I think it’s worth the thought.

The world will never be at peace unless

War and violence will continue to sow despair around the world until the impressions that arise from the perceived and intuitively-felt global injustices are expelled from the consciousness. These impressions that are founded on the logical deconstruction of the factual situation in any given country, plus historical narratives written and told, are causing people to resort to extreme measures. How will everyone get a sense of global justice?

Continue reading “The world will never be at peace unless”

Friendship Farming for the Future of Now

Friendship Farming is about sustainable, eco and business-oriented growing of fruits and vegetables that is based on the idea of a community of individuals, who have a shared interest in modern village life, partaking in a joint business venture. The idea is for individuals and families to make a coordinated purchase of individual parcels of land in the countryside in order to cover a large area that would develop into a small community.  Continue reading “Friendship Farming for the Future of Now”

Navigating pitch-dark spaces with the use of stroboscopic LED clicks

Summary of findings of an experiment.

I thought it would be nice if I helped save electricity for my apartment building. It has five floors, double the mezzanines and a light fixture on each level. That is 10 light fixtures. People living on the first floor are wasting the electricity that is needed to illuminate the rest of the building’s stories- they go in and the light exceeds the time it has been programmed to remain lit- about 5 minutes. It brought to my mind that there are hundreds of buildings in Skopje (let alone in the world) that are brutally inefficient this way.

(Edit: 11 Nov 2015: I came across this text summing the findings of a research that pretty much tells what I am saying in the text and experiments below: Continue reading “Navigating pitch-dark spaces with the use of stroboscopic LED clicks”

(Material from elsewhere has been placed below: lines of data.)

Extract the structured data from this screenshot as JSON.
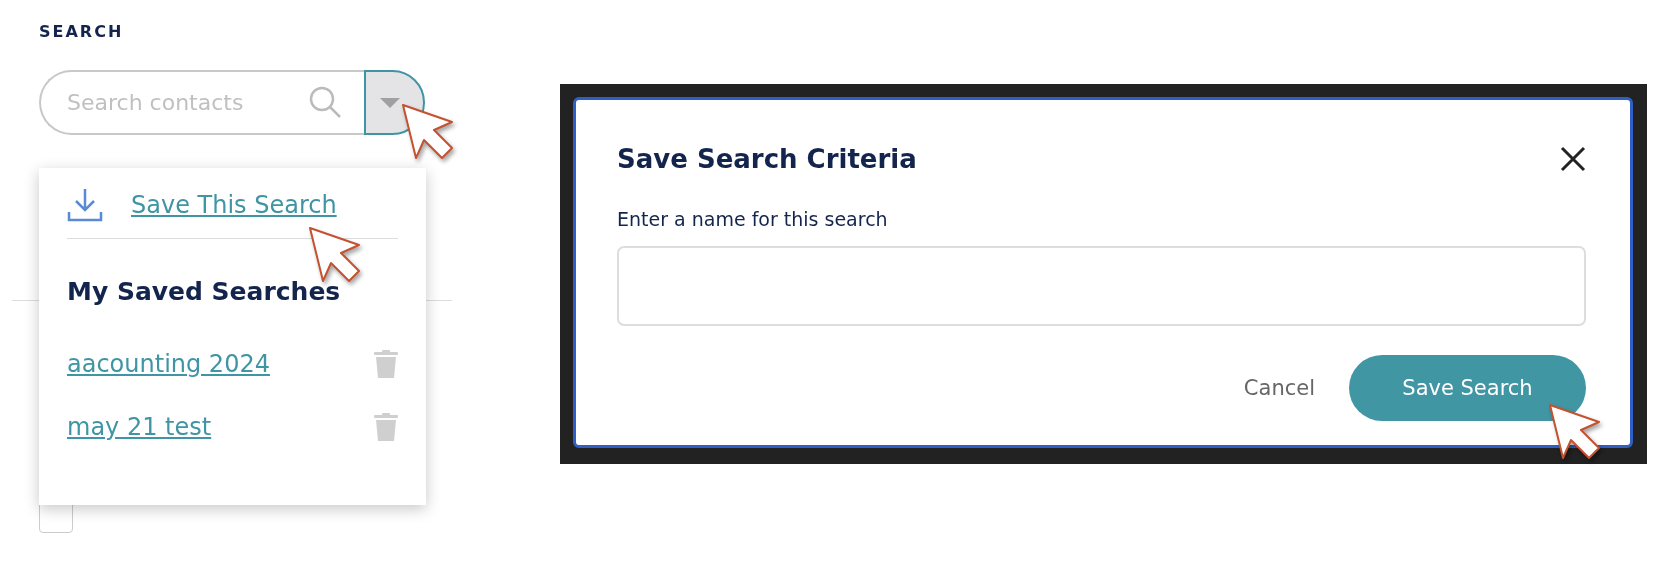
{
  "search": {
    "heading": "SEARCH",
    "placeholder": "Search contacts",
    "dropdown_open": true
  },
  "dropdown": {
    "save_link": "Save This Search",
    "saved_heading": "My Saved Searches",
    "saved_searches": [
      {
        "name": "aacounting 2024"
      },
      {
        "name": "may 21 test"
      }
    ]
  },
  "background_checkbox": {
    "checked": false
  },
  "dialog": {
    "title": "Save Search Criteria",
    "field_label": "Enter a name for this search",
    "cancel": "Cancel",
    "submit": "Save Search"
  }
}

Could Green-Pavers Decrease Global Warming?

I have noticed that some parking lots in Skopje, Macedonia are made of concrete pavement pieces that have holes in the middle. These pavers had been laid on top of soil, which naturally contains genetic material of vegetation. Some parking lots are half-green thanks to the vegetation sprouting from underneath the half-blocks. Rainwater and nearby water hydrants are irrigating the soil underneath, allowing for tufts of grass to project up.

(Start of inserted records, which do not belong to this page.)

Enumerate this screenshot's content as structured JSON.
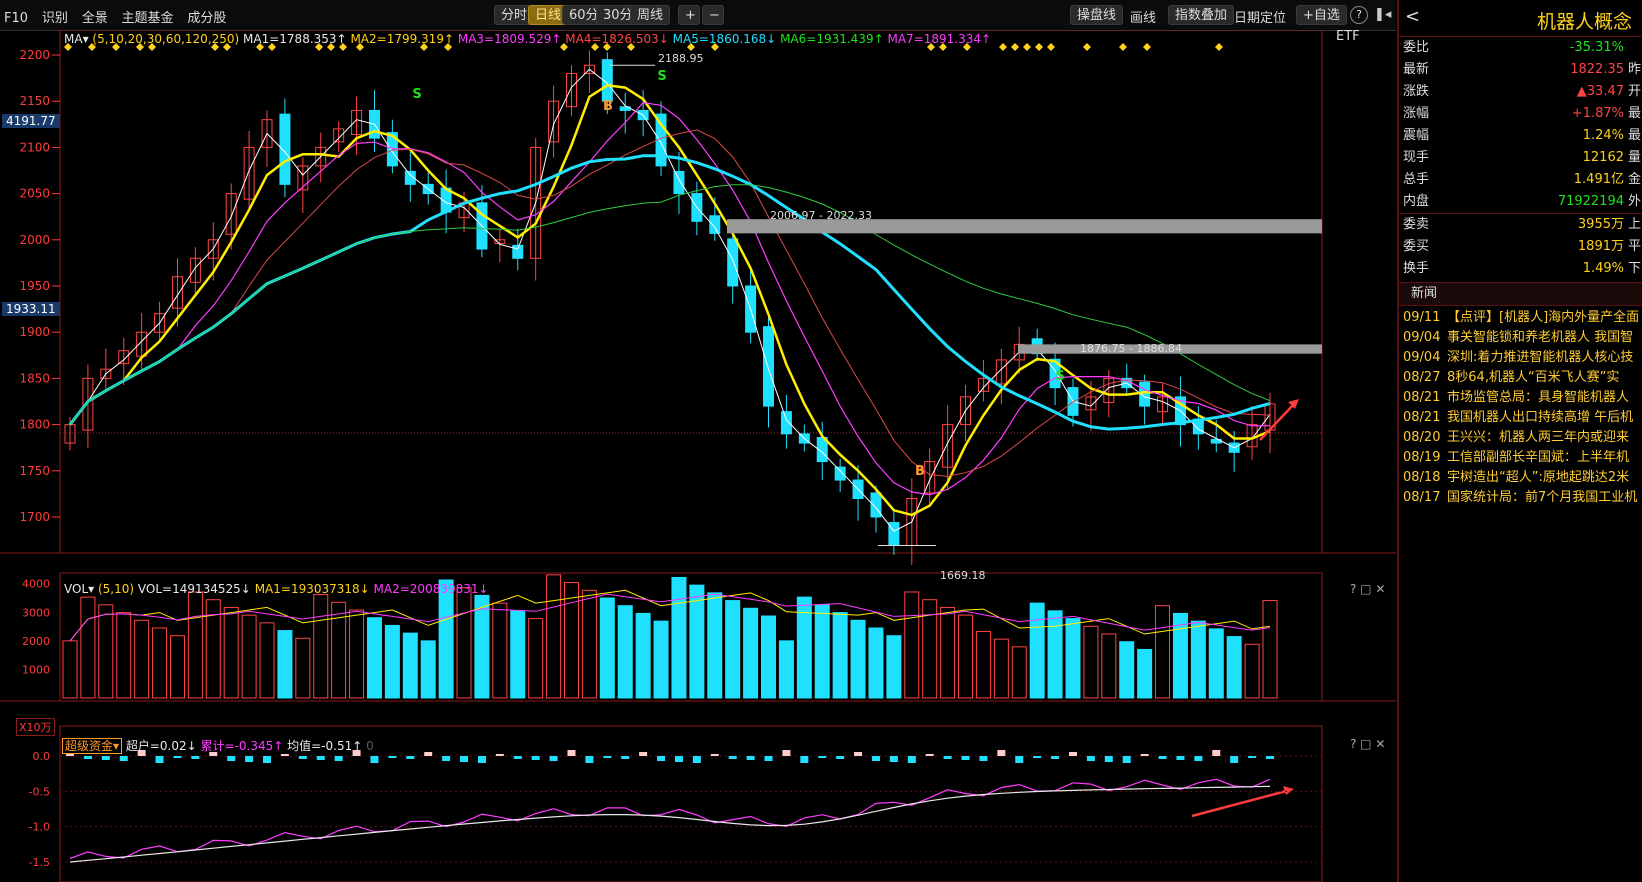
{
  "toolbar": {
    "left_items": [
      "F10",
      "识别",
      "全景",
      "主题基金",
      "成分股"
    ],
    "periods": [
      "分时",
      "日线",
      "60分",
      "30分",
      "周线"
    ],
    "active_period": "日线",
    "zoom_in": "+",
    "zoom_out": "−",
    "right_items": {
      "pan": "操盘线",
      "draw": "画线",
      "overlay": "指数叠加",
      "date": "日期定位",
      "fav": "+自选",
      "help": "?"
    }
  },
  "main_chart": {
    "ma_legend": {
      "head": "MA▾",
      "params": "(5,10,20,30,60,120,250)",
      "ma1": "MA1=1788.353↑",
      "ma2": "MA2=1799.319↑",
      "ma3": "MA3=1809.529↑",
      "ma4": "MA4=1826.503↓",
      "ma5": "MA5=1860.168↓",
      "ma6": "MA6=1931.439↑",
      "ma7": "MA7=1891.334↑"
    },
    "etf_label": "ETF",
    "y_ticks": [
      "2200",
      "2150",
      "2100",
      "2050",
      "2000",
      "1950",
      "1900",
      "1850",
      "1800",
      "1750",
      "1700"
    ],
    "price_tag_top": "4191.77",
    "price_tag_ma": "1933.11",
    "annotations": {
      "high": "2188.95",
      "low": "1669.18",
      "gap1": "2006.97 - 2022.33",
      "gap2": "1876.75 - 1886.84",
      "s_mark": "S",
      "b_mark": "B"
    }
  },
  "vol_chart": {
    "legend": {
      "head": "VOL▾",
      "params": "(5,10)",
      "vol": "VOL=149134525↓",
      "ma1": "MA1=193037318↓",
      "ma2": "MA2=200839831↓"
    },
    "y_ticks": [
      "4000",
      "3000",
      "2000",
      "1000"
    ],
    "unit": "X10万"
  },
  "fund_chart": {
    "legend": {
      "head": "超级资金▾",
      "super": "超户=0.02↓",
      "cum": "累计=-0.345↑",
      "avg": "均值=-0.51↑",
      "extra": "0"
    },
    "y_ticks": [
      "0.0",
      "-0.5",
      "-1.0",
      "-1.5"
    ]
  },
  "panel_controls": "? □ ✕",
  "side": {
    "back": "<",
    "title": "机器人概念",
    "quotes": [
      {
        "label": "委比",
        "value": "-35.31%",
        "tail": "",
        "color": "green"
      },
      {
        "label": "最新",
        "value": "1822.35",
        "tail": "昨",
        "color": "red"
      },
      {
        "label": "涨跌",
        "value": "▲33.47",
        "tail": "开",
        "color": "red"
      },
      {
        "label": "涨幅",
        "value": "+1.87%",
        "tail": "最",
        "color": "red"
      },
      {
        "label": "震幅",
        "value": "1.24%",
        "tail": "最",
        "color": "yellow"
      },
      {
        "label": "现手",
        "value": "12162",
        "tail": "量",
        "color": "yellow"
      },
      {
        "label": "总手",
        "value": "1.491亿",
        "tail": "金",
        "color": "yellow"
      },
      {
        "label": "内盘",
        "value": "71922194",
        "tail": "外",
        "color": "green"
      },
      {
        "label": "委卖",
        "value": "3955万",
        "tail": "上",
        "color": "yellow"
      },
      {
        "label": "委买",
        "value": "1891万",
        "tail": "平",
        "color": "yellow"
      },
      {
        "label": "换手",
        "value": "1.49%",
        "tail": "下",
        "color": "yellow"
      }
    ],
    "news_header": "新闻",
    "news": [
      {
        "date": "09/11",
        "text": "【点评】[机器人]海内外量产全面"
      },
      {
        "date": "09/04",
        "text": "事关智能锁和养老机器人 我国智"
      },
      {
        "date": "09/04",
        "text": "深圳:着力推进智能机器人核心技"
      },
      {
        "date": "08/27",
        "text": "8秒64,机器人“百米飞人赛”实"
      },
      {
        "date": "08/21",
        "text": "市场监管总局：具身智能机器人"
      },
      {
        "date": "08/21",
        "text": "我国机器人出口持续高增 午后机"
      },
      {
        "date": "08/20",
        "text": "王兴兴：机器人两三年内或迎来"
      },
      {
        "date": "08/19",
        "text": "工信部副部长辛国斌：上半年机"
      },
      {
        "date": "08/18",
        "text": "宇树造出“超人”:原地起跳达2米"
      },
      {
        "date": "08/17",
        "text": "国家统计局：前7个月我国工业机"
      }
    ]
  },
  "colors": {
    "up": "#ff4545",
    "down": "#1fe0ff",
    "ma1": "#ffffff",
    "ma2": "#ffee00",
    "ma3": "#ff3bff",
    "ma5": "#1fe0ff",
    "ma6": "#2ecc40",
    "frame": "#8a1b1b"
  },
  "chart_data": {
    "type": "candlestick",
    "y_range_main": [
      1669.18,
      2188.95
    ],
    "ohlc_closes_approx": [
      1800,
      1850,
      1860,
      1880,
      1900,
      1920,
      1960,
      1980,
      2000,
      2050,
      2100,
      2130,
      2060,
      2080,
      2100,
      2120,
      2140,
      2110,
      2080,
      2060,
      2050,
      2030,
      2040,
      1990,
      2000,
      1980,
      2100,
      2150,
      2180,
      2188.95,
      2150,
      2140,
      2130,
      2080,
      2050,
      2020,
      2006.97,
      1950,
      1900,
      1820,
      1790,
      1780,
      1760,
      1740,
      1720,
      1700,
      1669.18,
      1720,
      1760,
      1800,
      1830,
      1850,
      1870,
      1886.84,
      1876.75,
      1840,
      1810,
      1830,
      1850,
      1840,
      1820,
      1830,
      1800,
      1790,
      1780,
      1770,
      1800,
      1822.35
    ]
  }
}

I am certain that these green-pavers can make a dent in the greenhouse gasses problem. I am not an expert on the topic, but it makes perfect sense to me that asphalt and concrete don’t absorb the sun’s rays causing heat to levitate right above. Earth and green surfaces do absorb sun rays- that’s more than apparent. So why not go half way between asphalt and earth and pave parking lots, walkways and by-streets with green pavers?

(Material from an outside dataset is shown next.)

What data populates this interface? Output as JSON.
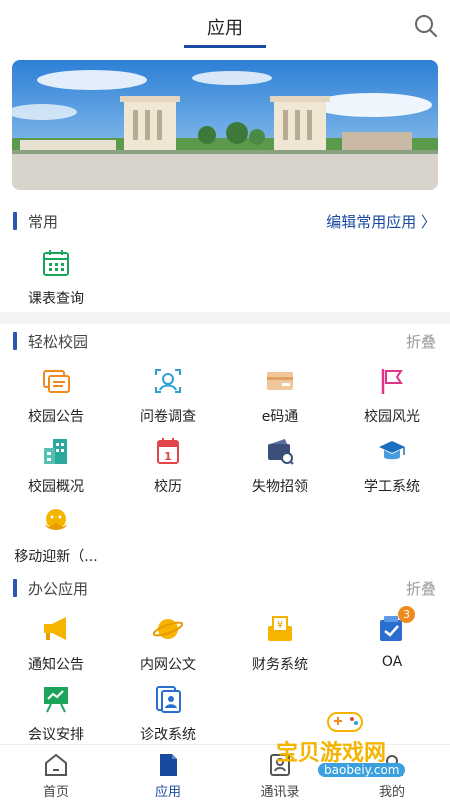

Walkways can still retain their functionality- providing flat surface for pedestrians and cyclists, if one third of the width is covered in green pavers. To make these semi-green surfaces work, a hydration system would really do the trick, however, the ones found in Skopje are not irrigated from underneath and they still grow tufts of grass.

If cities move on to pave cross streets with green pavers, it may result in drivers discouraged from going too fast. Paving avenues and boulevards in this fashion may cause motorists to stick to one area of the road- by avoiding the pavers. Can this result in safer, less-erratic traffic?

These photos were taken in the winter period. There is a lot more vegetation sprouting in the warm season.

IMG_20140306_134112[1] IMG_20140306_134315[1]

Introducing the Skopje Velodrome

(Македонска верзија овде)

Skopje has a collective of bicycling enthusiasts that call themselves Na Tochak (On Your Bike). The group advocates cycling as a means of transport in the city and through its social-media page they invite people to the Critical Mass event – a once a month group bicycle ride across the streets of Skopje. The purpose of this public display of cycling is to raise awareness for the cyclists’ safety on the road, to call on the city of Skopje to improve bicycle infrastructure, to inspire new cyclists, to protest against pollution, and to keep the enthusiasm for this urban need going forward. Continue reading “Introducing the Skopje Velodrome”